Last-place Twins close to posting ‘for sale’ signs?
By Dan Myers
MINNEAPOLIS — A potentially season-defining homestand for the Minnesota Twins is off to a rough beginning.
After winning five of their final six games heading into the All-Star break, the Twins start the second half of the season with 10 games at home, giving them a chance to build on the momentum gained in series wins at Seattle and Colorado.
The Twins, who started the homestand six games under the .500 mark, were swept at home by the Tampa Bay Rays over the weekend before beating the Cleveland Indians 4-3 Monday in the series opener.
A team that was on the edge of contention at the break now is likely now in sell mode as the July 31 non-waiver trade deadline approaches.
While Minnesota general manager Terry Ryan didn’t directly confirm that, he went about as far as he could without actually doing so.
“We aren’t even .500. We’re a long way from .500,” Ryan said, whose team is 45-55. “I’ve got a fair idea of what we’re doing, where we’re at, who’s ahead of us. We have a lot of clubs to jump over.”
“Without coming out and saying it, until we get to .500, we’re not exactly where we want to be at this juncture of the season.”
The Twins have a number of veteran parts coming to the end of their contracts, players who might be of interest to contending teams. Left fielder Josh Willingham, designated hitter/first baseman Kendrys Morales, catcher Kurt Suzuki and starting pitcher Kevin Correia are all in the final years of their deals, and they could help clubs in a variety of different ways. All except Suzuki are having down seasons, however, and likely won’t retrieve anything more than a B-level prospect.

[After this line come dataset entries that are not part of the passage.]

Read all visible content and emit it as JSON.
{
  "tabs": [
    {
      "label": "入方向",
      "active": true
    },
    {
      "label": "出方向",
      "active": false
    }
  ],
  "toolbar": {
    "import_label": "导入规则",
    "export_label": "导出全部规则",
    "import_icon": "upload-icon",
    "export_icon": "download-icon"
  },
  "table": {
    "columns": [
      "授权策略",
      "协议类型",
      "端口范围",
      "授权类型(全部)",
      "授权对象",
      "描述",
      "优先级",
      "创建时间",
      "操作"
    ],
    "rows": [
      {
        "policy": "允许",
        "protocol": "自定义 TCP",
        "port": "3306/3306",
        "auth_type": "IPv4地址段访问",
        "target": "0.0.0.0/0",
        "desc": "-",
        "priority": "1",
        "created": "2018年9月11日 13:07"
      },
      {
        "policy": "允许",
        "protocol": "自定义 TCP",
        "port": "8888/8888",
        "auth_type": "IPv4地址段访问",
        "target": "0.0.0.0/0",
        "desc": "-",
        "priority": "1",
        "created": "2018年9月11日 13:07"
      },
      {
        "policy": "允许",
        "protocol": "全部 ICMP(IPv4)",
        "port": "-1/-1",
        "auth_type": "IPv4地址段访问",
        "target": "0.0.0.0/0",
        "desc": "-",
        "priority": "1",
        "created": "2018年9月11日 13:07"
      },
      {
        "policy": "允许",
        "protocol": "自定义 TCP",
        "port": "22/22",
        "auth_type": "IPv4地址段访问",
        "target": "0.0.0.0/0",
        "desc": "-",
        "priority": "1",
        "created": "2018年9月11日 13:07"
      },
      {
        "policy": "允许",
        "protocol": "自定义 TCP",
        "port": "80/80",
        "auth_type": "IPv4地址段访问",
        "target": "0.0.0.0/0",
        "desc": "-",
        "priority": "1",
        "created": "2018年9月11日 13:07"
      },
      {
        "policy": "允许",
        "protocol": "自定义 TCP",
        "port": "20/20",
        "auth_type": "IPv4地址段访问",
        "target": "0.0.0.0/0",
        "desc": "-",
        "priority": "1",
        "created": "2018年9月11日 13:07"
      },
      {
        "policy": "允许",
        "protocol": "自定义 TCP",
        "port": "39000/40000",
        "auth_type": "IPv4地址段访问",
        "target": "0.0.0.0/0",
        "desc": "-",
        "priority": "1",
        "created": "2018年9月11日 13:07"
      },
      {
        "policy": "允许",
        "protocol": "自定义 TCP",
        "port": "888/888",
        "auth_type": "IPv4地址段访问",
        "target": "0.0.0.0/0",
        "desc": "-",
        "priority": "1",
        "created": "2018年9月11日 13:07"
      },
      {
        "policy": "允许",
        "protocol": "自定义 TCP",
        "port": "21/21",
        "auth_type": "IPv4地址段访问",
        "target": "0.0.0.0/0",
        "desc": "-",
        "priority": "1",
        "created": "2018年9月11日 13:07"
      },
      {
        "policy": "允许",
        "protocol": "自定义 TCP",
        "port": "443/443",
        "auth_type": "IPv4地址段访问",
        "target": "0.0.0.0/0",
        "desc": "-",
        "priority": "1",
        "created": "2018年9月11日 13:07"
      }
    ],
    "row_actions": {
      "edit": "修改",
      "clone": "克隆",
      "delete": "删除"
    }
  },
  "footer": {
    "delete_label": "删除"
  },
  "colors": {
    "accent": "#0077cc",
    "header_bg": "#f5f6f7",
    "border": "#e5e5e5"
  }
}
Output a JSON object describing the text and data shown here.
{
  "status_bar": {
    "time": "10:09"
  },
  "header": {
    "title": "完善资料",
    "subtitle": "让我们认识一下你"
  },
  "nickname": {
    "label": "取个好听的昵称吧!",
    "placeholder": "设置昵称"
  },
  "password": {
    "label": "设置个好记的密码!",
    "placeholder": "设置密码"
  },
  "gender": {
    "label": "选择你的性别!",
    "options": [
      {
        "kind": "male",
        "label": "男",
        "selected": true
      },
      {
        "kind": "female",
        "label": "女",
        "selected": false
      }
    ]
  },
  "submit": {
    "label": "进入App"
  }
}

Suzuki, one of the Twins’ two All-Stars, could be intriguing to teams like the St. Louis Cardinals or Baltimore Orioles. Both teams have a franchise backstop Yadier Molina (Cardinals) and Matt Wieters (Orioles) likely out for the season due to an injury.

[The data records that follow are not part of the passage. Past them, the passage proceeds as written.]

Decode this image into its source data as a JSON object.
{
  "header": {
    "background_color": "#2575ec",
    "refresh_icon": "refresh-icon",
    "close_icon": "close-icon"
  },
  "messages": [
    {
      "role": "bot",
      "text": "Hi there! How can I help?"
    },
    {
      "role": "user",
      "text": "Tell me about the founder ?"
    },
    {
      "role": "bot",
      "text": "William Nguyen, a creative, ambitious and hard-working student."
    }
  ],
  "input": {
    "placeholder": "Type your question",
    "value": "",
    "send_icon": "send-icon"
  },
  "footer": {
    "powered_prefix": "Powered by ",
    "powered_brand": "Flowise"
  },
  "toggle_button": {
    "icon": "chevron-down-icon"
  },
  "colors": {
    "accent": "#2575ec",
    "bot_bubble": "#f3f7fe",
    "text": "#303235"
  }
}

Even third baseman Trevor Plouffe or bullpen arms Samuel Deduno or Casey Fien could draw marginal interest on the trade market if that is indeed the direction Ryan and the Twins choose to go.

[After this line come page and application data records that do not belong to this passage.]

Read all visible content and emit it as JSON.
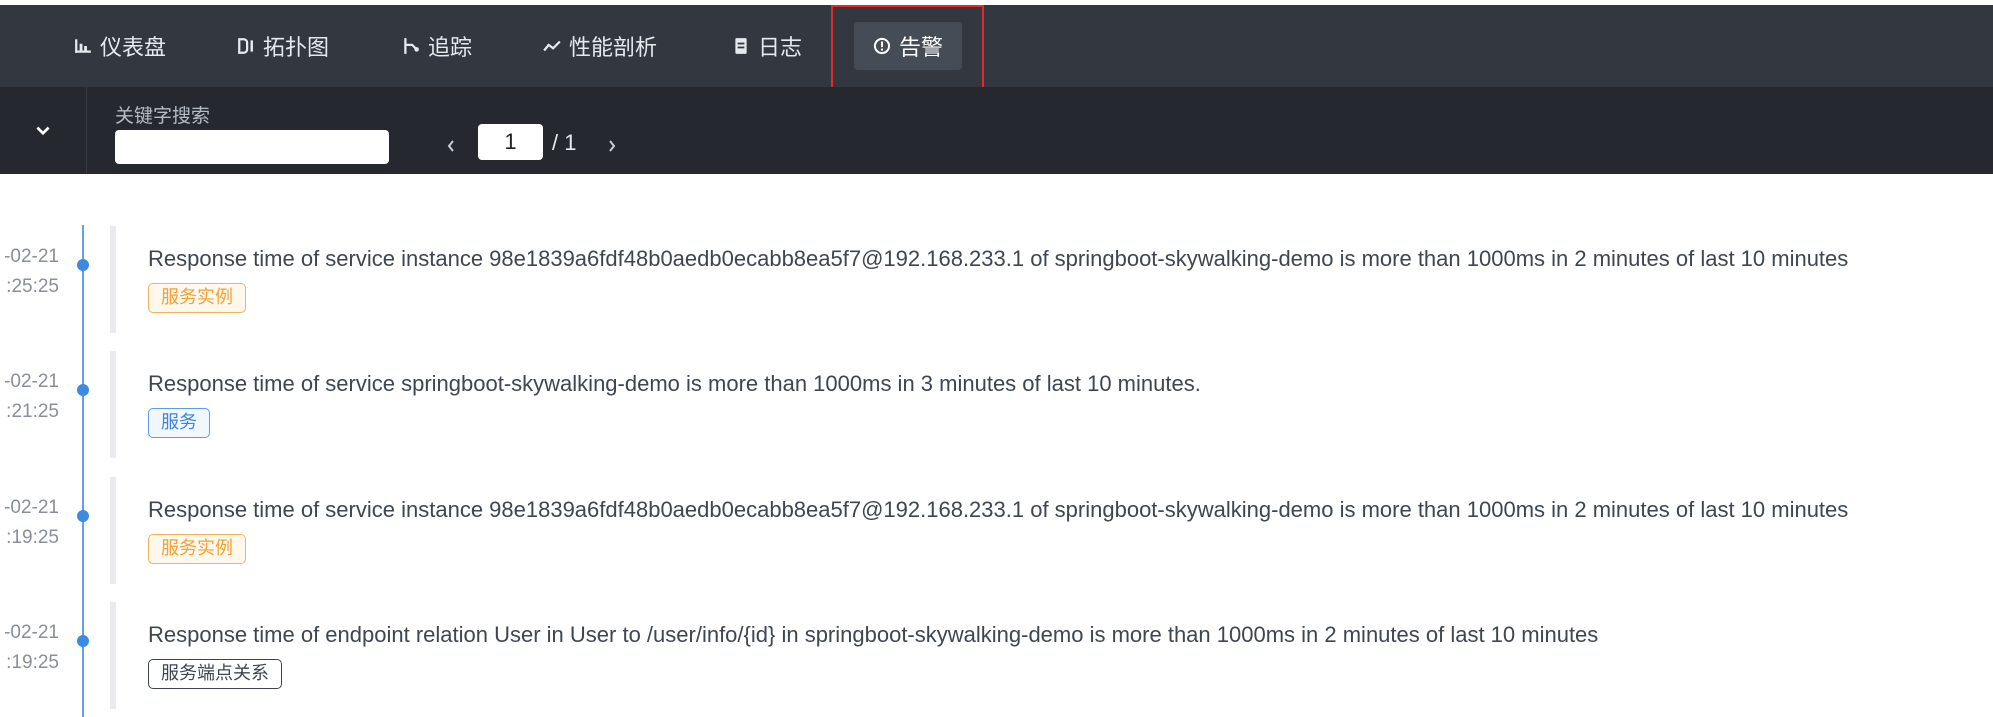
{
  "nav": {
    "items": [
      {
        "label": "仪表盘",
        "icon": "dashboard-icon"
      },
      {
        "label": "拓扑图",
        "icon": "topology-icon"
      },
      {
        "label": "追踪",
        "icon": "trace-icon"
      },
      {
        "label": "性能剖析",
        "icon": "profile-icon"
      },
      {
        "label": "日志",
        "icon": "log-icon"
      },
      {
        "label": "告警",
        "icon": "alarm-icon",
        "active": true
      }
    ],
    "highlight_color": "#e22a2a"
  },
  "toolbar": {
    "search_label": "关键字搜索",
    "search_value": "",
    "page_current": "1",
    "page_total": "/ 1"
  },
  "alarms": [
    {
      "date": "-02-21",
      "time": ":25:25",
      "message": "Response time of service instance 98e1839a6fdf48b0aedb0ecabb8ea5f7@192.168.233.1 of springboot-skywalking-demo is more than 1000ms in 2 minutes of last 10 minutes",
      "tag": "服务实例",
      "tag_type": "instance"
    },
    {
      "date": "-02-21",
      "time": ":21:25",
      "message": "Response time of service springboot-skywalking-demo is more than 1000ms in 3 minutes of last 10 minutes.",
      "tag": "服务",
      "tag_type": "service"
    },
    {
      "date": "-02-21",
      "time": ":19:25",
      "message": "Response time of service instance 98e1839a6fdf48b0aedb0ecabb8ea5f7@192.168.233.1 of springboot-skywalking-demo is more than 1000ms in 2 minutes of last 10 minutes",
      "tag": "服务实例",
      "tag_type": "instance"
    },
    {
      "date": "-02-21",
      "time": ":19:25",
      "message": "Response time of endpoint relation User in User to /user/info/{id} in springboot-skywalking-demo is more than 1000ms in 2 minutes of last 10 minutes",
      "tag": "服务端点关系",
      "tag_type": "relation"
    }
  ],
  "colors": {
    "nav_bg": "#333840",
    "toolbar_bg": "#25292f",
    "timeline": "#3d8be0",
    "tag_instance": "#f5a030",
    "tag_service": "#3d84de",
    "tag_relation": "#3f4650"
  }
}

Until then, manager Ron Gardenhire said he would continue to operate the same way in the clubhouse.
“I can’t worry about that,” Gardenhire said. “We just have to try and find a way to win a few ballgames. Upstairs, there’s a conversation going on. We’ll have meetings, we always do at this time of year, talk to the staff and see where they are at. But we can’t worry about that. We need to play baseball.”